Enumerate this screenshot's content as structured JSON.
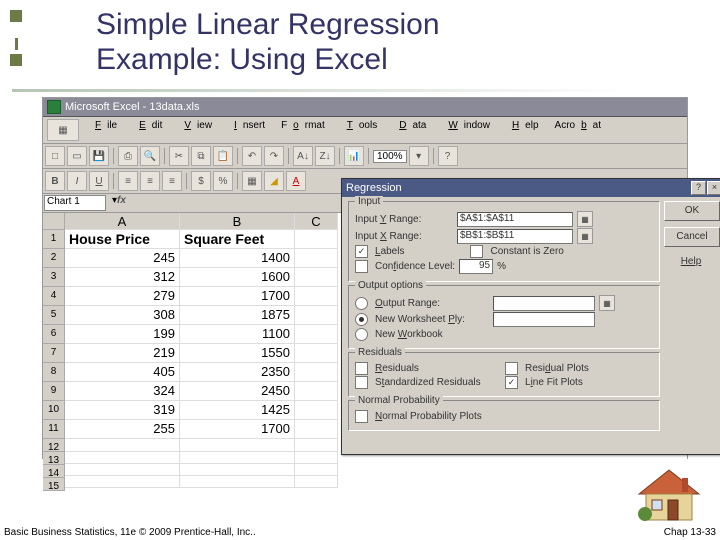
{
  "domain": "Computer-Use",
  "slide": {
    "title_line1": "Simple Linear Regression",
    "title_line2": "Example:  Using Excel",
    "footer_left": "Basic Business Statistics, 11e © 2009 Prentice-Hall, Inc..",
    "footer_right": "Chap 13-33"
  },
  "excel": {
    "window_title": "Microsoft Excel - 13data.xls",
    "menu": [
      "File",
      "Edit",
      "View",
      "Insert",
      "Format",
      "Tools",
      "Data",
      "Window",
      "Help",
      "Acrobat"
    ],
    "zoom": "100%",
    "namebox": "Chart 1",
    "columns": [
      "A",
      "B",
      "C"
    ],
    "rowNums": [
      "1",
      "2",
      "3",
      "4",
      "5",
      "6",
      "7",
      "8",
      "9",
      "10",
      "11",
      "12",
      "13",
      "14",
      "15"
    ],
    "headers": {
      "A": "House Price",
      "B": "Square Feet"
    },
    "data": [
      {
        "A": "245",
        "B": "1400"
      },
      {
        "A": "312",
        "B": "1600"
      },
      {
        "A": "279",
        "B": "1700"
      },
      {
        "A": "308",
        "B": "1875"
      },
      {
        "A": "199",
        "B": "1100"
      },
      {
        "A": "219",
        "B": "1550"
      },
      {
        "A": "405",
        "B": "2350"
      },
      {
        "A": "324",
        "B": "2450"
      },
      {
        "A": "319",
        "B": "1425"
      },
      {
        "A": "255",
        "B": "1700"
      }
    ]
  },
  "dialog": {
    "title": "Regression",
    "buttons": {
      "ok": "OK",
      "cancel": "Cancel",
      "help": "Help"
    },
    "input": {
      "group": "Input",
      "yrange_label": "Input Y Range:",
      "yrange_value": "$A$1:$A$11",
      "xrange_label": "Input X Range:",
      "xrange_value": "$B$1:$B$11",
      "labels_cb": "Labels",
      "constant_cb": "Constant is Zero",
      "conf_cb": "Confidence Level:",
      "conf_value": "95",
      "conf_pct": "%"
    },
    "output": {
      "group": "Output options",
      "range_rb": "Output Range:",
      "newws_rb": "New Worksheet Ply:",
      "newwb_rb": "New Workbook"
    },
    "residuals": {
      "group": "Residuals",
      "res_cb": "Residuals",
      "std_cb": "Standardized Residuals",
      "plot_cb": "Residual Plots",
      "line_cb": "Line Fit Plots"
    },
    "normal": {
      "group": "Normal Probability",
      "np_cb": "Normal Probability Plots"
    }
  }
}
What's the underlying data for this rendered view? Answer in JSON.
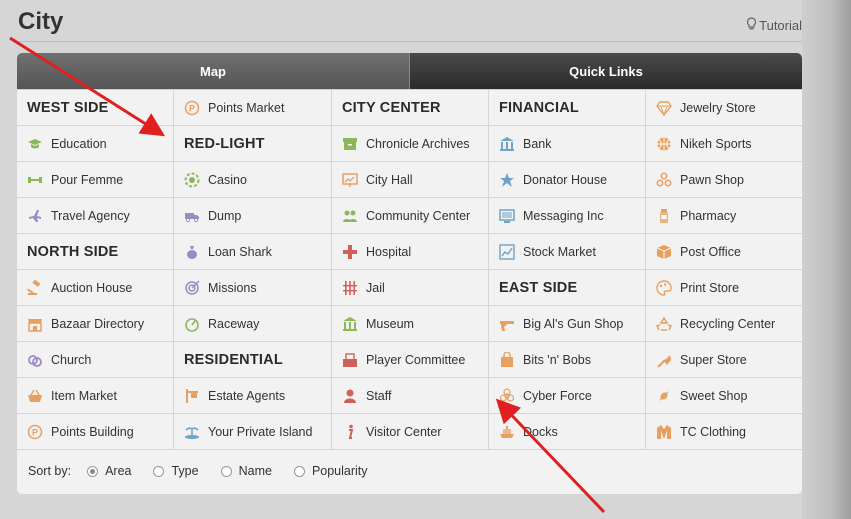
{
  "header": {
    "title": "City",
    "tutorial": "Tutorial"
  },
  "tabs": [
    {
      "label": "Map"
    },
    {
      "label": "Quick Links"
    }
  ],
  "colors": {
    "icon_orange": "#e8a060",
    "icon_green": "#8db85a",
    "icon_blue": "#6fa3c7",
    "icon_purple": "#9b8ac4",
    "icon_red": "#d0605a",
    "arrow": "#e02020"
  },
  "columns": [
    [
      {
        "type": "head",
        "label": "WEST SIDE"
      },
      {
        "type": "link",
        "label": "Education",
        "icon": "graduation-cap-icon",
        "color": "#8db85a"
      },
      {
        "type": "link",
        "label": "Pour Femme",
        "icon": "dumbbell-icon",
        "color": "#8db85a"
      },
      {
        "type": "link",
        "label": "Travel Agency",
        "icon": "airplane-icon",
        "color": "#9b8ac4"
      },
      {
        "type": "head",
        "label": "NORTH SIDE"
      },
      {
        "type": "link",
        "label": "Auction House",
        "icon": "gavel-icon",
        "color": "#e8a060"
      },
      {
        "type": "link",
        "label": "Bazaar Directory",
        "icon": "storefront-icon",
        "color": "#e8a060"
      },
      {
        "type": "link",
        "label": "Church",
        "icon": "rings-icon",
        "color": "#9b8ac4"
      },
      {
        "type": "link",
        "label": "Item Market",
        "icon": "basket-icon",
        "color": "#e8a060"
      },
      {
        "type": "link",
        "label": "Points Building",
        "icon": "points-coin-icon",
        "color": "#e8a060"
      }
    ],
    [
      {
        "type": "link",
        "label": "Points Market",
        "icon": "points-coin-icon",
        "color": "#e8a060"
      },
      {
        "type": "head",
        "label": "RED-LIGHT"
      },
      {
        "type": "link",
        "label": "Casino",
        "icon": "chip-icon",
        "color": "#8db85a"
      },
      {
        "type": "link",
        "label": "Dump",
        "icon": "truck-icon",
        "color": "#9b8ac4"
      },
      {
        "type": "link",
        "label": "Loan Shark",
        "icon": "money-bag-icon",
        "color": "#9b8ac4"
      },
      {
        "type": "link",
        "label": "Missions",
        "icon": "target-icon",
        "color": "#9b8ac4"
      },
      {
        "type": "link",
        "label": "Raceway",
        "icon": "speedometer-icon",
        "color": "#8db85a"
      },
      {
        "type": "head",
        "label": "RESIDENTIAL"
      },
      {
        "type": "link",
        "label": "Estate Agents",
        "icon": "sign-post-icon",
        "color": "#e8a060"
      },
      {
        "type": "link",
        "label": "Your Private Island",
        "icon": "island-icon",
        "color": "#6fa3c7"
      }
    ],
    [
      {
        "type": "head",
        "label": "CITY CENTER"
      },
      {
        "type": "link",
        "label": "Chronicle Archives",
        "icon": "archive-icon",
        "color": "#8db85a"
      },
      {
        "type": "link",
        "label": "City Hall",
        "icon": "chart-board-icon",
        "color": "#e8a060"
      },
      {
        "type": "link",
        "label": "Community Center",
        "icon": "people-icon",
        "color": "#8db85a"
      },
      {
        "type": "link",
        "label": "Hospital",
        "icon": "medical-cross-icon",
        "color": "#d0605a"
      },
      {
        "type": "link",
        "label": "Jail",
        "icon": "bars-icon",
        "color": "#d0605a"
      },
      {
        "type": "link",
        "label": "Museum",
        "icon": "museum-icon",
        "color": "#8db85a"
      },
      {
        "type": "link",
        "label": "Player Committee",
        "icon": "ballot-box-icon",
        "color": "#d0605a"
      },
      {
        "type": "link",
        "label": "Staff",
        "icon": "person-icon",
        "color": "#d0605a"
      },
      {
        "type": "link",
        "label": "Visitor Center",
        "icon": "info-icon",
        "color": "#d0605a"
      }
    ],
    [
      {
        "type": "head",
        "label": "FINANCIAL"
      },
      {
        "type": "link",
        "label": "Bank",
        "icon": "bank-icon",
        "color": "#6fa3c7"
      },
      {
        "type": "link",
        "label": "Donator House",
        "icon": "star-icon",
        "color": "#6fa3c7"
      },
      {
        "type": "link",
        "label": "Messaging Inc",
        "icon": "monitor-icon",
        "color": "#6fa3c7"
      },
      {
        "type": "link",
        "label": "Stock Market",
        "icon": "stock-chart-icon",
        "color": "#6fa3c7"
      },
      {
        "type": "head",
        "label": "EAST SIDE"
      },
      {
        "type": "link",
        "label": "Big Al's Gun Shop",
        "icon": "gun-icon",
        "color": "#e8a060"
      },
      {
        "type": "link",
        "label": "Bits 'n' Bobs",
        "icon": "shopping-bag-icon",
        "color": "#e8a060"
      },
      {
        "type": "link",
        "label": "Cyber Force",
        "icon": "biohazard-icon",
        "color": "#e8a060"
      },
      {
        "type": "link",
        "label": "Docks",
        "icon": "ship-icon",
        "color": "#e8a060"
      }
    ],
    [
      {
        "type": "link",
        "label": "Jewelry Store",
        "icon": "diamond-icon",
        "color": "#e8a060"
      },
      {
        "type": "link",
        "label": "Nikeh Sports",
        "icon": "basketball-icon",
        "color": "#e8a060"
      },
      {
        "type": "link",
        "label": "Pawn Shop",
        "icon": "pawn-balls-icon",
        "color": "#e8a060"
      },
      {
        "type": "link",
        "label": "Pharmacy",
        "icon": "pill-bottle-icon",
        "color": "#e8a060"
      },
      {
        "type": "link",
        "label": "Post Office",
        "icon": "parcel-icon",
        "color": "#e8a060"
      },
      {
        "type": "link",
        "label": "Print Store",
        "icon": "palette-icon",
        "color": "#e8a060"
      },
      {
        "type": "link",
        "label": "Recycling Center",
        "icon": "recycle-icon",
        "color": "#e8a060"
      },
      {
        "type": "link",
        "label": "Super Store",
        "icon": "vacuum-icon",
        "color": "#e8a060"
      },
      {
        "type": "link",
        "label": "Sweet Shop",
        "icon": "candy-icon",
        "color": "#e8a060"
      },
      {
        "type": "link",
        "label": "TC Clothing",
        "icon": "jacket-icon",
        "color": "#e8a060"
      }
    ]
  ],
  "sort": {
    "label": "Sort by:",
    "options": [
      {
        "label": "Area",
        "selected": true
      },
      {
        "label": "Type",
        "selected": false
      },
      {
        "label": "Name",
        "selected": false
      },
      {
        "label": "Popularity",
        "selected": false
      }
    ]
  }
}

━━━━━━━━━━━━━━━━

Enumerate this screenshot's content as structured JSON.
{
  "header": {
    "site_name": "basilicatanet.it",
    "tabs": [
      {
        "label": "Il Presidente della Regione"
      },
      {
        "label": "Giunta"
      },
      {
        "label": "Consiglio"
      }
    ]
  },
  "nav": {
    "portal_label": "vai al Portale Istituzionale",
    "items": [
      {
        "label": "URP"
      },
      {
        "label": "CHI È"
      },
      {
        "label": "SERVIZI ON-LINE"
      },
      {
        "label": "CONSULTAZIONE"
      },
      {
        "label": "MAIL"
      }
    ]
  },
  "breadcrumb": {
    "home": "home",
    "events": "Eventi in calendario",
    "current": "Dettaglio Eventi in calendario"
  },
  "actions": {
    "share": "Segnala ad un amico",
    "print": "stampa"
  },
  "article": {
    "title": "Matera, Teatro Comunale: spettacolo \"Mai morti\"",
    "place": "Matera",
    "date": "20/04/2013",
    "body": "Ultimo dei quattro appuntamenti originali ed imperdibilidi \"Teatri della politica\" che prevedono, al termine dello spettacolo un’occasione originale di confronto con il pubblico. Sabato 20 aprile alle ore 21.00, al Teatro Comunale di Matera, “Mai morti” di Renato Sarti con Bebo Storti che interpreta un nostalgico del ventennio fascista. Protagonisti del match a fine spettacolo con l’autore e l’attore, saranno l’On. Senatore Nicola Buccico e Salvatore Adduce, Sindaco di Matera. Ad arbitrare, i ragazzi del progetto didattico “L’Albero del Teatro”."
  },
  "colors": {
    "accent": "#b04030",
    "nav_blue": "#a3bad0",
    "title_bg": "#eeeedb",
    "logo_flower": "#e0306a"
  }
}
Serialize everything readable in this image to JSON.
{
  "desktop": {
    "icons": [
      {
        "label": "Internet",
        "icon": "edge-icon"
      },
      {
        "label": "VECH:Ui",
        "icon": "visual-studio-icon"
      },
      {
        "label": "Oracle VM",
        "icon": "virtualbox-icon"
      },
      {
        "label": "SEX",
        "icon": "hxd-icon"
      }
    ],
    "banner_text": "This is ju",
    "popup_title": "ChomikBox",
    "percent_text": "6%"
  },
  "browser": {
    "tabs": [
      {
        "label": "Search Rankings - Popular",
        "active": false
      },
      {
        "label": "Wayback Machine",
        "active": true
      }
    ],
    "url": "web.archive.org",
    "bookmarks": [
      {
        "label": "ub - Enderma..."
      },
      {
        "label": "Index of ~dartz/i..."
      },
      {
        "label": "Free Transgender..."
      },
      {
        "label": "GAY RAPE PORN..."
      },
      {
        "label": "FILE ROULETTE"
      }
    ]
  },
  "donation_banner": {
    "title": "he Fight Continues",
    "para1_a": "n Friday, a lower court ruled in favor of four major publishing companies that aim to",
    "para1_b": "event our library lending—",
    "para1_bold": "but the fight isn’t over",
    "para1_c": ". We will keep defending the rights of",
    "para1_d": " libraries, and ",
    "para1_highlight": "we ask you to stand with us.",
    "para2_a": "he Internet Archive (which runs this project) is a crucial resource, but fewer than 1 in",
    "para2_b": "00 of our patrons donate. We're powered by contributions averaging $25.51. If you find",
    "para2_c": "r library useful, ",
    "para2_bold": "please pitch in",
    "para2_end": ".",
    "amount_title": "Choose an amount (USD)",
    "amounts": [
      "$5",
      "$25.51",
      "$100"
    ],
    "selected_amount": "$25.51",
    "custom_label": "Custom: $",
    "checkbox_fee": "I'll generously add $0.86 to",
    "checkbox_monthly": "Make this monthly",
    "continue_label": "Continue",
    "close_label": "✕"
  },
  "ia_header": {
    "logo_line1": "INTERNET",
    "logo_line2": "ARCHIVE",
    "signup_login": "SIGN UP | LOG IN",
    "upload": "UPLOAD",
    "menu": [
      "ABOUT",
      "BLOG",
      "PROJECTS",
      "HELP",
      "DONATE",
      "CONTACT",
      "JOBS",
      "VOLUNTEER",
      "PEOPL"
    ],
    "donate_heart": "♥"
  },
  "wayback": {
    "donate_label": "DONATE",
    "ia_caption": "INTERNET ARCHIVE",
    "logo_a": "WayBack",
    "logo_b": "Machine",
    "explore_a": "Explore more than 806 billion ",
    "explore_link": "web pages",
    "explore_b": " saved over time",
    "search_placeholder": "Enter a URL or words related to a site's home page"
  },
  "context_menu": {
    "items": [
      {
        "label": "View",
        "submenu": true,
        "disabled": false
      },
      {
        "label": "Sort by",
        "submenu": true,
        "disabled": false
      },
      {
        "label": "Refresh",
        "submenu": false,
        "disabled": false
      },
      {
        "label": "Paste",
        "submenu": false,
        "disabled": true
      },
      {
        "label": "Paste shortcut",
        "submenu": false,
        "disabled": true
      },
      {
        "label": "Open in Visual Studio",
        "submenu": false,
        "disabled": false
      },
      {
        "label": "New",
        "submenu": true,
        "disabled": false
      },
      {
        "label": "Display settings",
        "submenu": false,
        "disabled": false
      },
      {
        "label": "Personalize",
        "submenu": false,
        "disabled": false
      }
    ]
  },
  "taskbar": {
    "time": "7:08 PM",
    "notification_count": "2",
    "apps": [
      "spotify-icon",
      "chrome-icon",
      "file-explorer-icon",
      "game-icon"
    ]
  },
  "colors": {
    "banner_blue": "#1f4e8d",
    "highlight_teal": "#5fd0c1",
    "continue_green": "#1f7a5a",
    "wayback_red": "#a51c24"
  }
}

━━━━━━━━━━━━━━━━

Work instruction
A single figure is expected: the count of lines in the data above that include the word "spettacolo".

Output for this task
2